- _What you have to do_
Omitting the pictures, print every line below exactly as it stands.
───
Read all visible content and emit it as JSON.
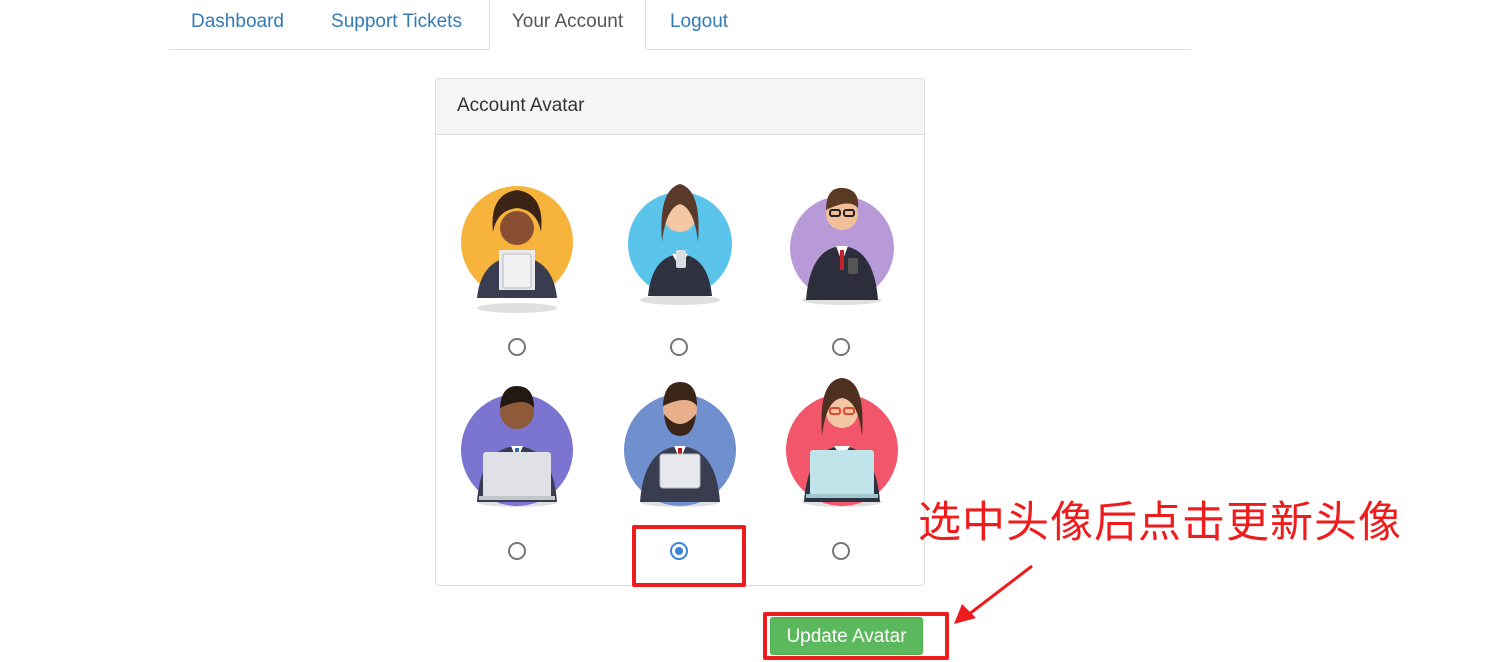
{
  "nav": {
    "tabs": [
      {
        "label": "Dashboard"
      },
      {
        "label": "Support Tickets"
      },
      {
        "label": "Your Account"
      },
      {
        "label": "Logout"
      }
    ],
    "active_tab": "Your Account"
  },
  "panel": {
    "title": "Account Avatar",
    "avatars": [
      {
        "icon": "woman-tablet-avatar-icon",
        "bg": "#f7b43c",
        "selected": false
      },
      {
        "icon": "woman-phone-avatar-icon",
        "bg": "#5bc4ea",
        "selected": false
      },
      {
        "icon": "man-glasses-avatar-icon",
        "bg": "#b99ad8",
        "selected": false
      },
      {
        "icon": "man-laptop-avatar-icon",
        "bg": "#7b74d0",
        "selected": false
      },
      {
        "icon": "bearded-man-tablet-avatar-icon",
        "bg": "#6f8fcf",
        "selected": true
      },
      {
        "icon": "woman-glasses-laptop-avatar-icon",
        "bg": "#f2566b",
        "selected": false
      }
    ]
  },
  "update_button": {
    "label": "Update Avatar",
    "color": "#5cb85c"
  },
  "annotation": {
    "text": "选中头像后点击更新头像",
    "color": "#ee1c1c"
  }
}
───
- _Reply_
Read all visible content and emit it as JSON.
{
  "nav": {
    "tabs": [
      {
        "label": "Dashboard"
      },
      {
        "label": "Support Tickets"
      },
      {
        "label": "Your Account"
      },
      {
        "label": "Logout"
      }
    ],
    "active_tab": "Your Account"
  },
  "panel": {
    "title": "Account Avatar",
    "avatars": [
      {
        "icon": "woman-tablet-avatar-icon",
        "bg": "#f7b43c",
        "selected": false
      },
      {
        "icon": "woman-phone-avatar-icon",
        "bg": "#5bc4ea",
        "selected": false
      },
      {
        "icon": "man-glasses-avatar-icon",
        "bg": "#b99ad8",
        "selected": false
      },
      {
        "icon": "man-laptop-avatar-icon",
        "bg": "#7b74d0",
        "selected": false
      },
      {
        "icon": "bearded-man-tablet-avatar-icon",
        "bg": "#6f8fcf",
        "selected": true
      },
      {
        "icon": "woman-glasses-laptop-avatar-icon",
        "bg": "#f2566b",
        "selected": false
      }
    ]
  },
  "update_button": {
    "label": "Update Avatar",
    "color": "#5cb85c"
  },
  "annotation": {
    "text": "选中头像后点击更新头像",
    "color": "#ee1c1c"
  }
}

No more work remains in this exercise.